> _DATA RECORDS_:
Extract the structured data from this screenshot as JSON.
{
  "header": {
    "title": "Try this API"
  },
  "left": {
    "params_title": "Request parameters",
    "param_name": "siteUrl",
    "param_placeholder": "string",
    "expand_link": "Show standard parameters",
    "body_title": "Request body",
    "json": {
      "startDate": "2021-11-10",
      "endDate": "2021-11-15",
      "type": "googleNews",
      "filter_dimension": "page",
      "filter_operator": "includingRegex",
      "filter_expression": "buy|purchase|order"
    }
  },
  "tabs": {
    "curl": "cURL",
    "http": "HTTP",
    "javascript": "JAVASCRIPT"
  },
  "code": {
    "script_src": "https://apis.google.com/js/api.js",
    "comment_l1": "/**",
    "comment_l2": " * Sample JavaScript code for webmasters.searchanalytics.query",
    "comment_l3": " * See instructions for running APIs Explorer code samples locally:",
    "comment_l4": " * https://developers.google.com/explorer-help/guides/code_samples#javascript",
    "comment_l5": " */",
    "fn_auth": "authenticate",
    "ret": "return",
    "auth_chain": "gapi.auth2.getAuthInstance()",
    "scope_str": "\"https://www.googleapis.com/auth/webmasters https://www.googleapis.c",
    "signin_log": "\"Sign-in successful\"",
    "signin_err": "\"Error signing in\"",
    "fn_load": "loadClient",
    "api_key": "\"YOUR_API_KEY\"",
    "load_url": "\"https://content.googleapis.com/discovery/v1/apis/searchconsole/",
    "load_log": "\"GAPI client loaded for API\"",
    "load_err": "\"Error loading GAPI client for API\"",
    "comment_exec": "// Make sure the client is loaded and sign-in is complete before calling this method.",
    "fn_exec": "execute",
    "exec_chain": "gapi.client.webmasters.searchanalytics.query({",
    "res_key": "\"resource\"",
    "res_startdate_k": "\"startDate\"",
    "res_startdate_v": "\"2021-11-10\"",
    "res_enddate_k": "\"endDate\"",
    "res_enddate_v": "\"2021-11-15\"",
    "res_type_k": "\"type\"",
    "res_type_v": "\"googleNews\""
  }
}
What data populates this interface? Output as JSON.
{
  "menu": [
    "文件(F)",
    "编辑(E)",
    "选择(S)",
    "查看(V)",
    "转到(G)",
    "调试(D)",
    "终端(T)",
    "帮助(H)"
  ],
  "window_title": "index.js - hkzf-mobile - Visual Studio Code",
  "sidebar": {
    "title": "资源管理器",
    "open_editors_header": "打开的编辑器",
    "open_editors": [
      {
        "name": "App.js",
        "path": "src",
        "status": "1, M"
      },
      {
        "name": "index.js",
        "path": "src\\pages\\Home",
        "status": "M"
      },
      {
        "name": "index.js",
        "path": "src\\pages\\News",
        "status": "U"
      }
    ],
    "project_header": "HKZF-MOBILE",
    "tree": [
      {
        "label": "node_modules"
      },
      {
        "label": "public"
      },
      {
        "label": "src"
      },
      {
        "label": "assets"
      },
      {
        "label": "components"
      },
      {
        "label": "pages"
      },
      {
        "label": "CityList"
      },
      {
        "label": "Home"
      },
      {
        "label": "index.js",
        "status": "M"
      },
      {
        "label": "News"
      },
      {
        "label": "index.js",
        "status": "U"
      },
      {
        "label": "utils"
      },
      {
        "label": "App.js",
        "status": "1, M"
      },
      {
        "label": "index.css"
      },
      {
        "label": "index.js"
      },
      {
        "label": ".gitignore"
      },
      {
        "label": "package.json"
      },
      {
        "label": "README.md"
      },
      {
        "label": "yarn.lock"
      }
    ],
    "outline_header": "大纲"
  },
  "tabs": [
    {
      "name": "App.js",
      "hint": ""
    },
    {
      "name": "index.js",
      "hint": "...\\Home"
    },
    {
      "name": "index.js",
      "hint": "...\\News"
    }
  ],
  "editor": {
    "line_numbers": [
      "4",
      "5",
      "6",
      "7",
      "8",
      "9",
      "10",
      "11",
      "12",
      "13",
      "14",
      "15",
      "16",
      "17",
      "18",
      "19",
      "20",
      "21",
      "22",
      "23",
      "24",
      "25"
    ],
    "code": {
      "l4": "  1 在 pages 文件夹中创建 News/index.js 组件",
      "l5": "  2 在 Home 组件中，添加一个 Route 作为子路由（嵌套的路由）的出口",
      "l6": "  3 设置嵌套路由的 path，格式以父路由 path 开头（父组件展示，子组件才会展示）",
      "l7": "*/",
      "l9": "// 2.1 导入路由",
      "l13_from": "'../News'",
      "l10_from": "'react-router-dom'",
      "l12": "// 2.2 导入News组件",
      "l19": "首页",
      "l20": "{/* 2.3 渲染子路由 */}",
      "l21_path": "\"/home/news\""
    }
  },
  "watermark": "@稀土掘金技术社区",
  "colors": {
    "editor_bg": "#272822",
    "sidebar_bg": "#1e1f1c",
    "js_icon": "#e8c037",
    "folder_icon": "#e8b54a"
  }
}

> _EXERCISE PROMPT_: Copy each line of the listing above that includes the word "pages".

> _RESULT OF THIS TASK_:
        "path": "src\\pages\\Home",
        "path": "src\\pages\\News",
        "label": "pages"
      "l4": "  1 在 pages 文件夹中创建 News/index.js 组件",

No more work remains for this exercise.